◆ **WHAT THE TASK ASKS**
Of the records below, reproduce only the span that opens with the line containing "Transcribe this image's" and closes with the last line.

(Data records for software interfaces)
────────────────
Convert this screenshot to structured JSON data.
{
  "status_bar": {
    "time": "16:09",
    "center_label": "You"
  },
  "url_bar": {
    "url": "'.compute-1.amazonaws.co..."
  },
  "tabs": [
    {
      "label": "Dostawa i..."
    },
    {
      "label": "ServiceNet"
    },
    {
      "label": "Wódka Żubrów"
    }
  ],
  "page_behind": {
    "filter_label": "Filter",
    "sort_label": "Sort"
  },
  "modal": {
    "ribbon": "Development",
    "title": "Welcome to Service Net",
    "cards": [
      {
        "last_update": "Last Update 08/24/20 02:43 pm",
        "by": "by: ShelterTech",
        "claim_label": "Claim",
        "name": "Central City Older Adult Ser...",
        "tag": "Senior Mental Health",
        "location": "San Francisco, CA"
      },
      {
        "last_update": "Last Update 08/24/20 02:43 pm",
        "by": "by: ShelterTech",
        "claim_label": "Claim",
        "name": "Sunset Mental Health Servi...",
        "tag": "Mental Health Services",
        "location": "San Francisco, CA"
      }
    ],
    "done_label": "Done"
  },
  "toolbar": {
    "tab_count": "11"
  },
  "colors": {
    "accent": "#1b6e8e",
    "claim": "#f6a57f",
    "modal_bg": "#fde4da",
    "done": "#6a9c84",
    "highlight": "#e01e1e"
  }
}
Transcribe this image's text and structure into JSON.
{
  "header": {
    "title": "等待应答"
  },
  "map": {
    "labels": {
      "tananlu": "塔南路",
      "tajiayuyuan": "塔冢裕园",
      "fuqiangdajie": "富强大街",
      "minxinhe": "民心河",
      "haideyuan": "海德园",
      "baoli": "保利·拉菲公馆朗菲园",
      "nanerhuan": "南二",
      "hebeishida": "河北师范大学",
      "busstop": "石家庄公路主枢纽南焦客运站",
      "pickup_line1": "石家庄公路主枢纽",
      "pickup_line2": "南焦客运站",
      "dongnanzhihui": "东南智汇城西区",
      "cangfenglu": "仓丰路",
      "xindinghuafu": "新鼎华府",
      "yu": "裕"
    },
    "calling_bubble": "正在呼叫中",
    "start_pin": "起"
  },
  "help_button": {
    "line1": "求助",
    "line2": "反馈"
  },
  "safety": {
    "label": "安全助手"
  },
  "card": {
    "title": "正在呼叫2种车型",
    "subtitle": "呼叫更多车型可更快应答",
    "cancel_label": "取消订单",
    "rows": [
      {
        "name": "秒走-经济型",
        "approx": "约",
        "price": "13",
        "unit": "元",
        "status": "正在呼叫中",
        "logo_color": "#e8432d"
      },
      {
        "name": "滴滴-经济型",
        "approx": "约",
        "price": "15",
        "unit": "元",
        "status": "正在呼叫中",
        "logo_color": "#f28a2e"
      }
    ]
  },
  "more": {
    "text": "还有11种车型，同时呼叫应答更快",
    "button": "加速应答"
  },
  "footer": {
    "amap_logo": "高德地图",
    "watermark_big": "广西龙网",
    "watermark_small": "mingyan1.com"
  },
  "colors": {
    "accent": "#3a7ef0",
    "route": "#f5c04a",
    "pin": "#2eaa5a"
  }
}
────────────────
◆ **RESPONSE BELOW**
Transcribe this image's text and structure into JSON.
{
  "header": {
    "title": "等待应答"
  },
  "map": {
    "labels": {
      "tananlu": "塔南路",
      "tajiayuyuan": "塔冢裕园",
      "fuqiangdajie": "富强大街",
      "minxinhe": "民心河",
      "haideyuan": "海德园",
      "baoli": "保利·拉菲公馆朗菲园",
      "nanerhuan": "南二",
      "hebeishida": "河北师范大学",
      "busstop": "石家庄公路主枢纽南焦客运站",
      "pickup_line1": "石家庄公路主枢纽",
      "pickup_line2": "南焦客运站",
      "dongnanzhihui": "东南智汇城西区",
      "cangfenglu": "仓丰路",
      "xindinghuafu": "新鼎华府",
      "yu": "裕"
    },
    "calling_bubble": "正在呼叫中",
    "start_pin": "起"
  },
  "help_button": {
    "line1": "求助",
    "line2": "反馈"
  },
  "safety": {
    "label": "安全助手"
  },
  "card": {
    "title": "正在呼叫2种车型",
    "subtitle": "呼叫更多车型可更快应答",
    "cancel_label": "取消订单",
    "rows": [
      {
        "name": "秒走-经济型",
        "approx": "约",
        "price": "13",
        "unit": "元",
        "status": "正在呼叫中",
        "logo_color": "#e8432d"
      },
      {
        "name": "滴滴-经济型",
        "approx": "约",
        "price": "15",
        "unit": "元",
        "status": "正在呼叫中",
        "logo_color": "#f28a2e"
      }
    ]
  },
  "more": {
    "text": "还有11种车型，同时呼叫应答更快",
    "button": "加速应答"
  },
  "footer": {
    "amap_logo": "高德地图",
    "watermark_big": "广西龙网",
    "watermark_small": "mingyan1.com"
  },
  "colors": {
    "accent": "#3a7ef0",
    "route": "#f5c04a",
    "pin": "#2eaa5a"
  }
}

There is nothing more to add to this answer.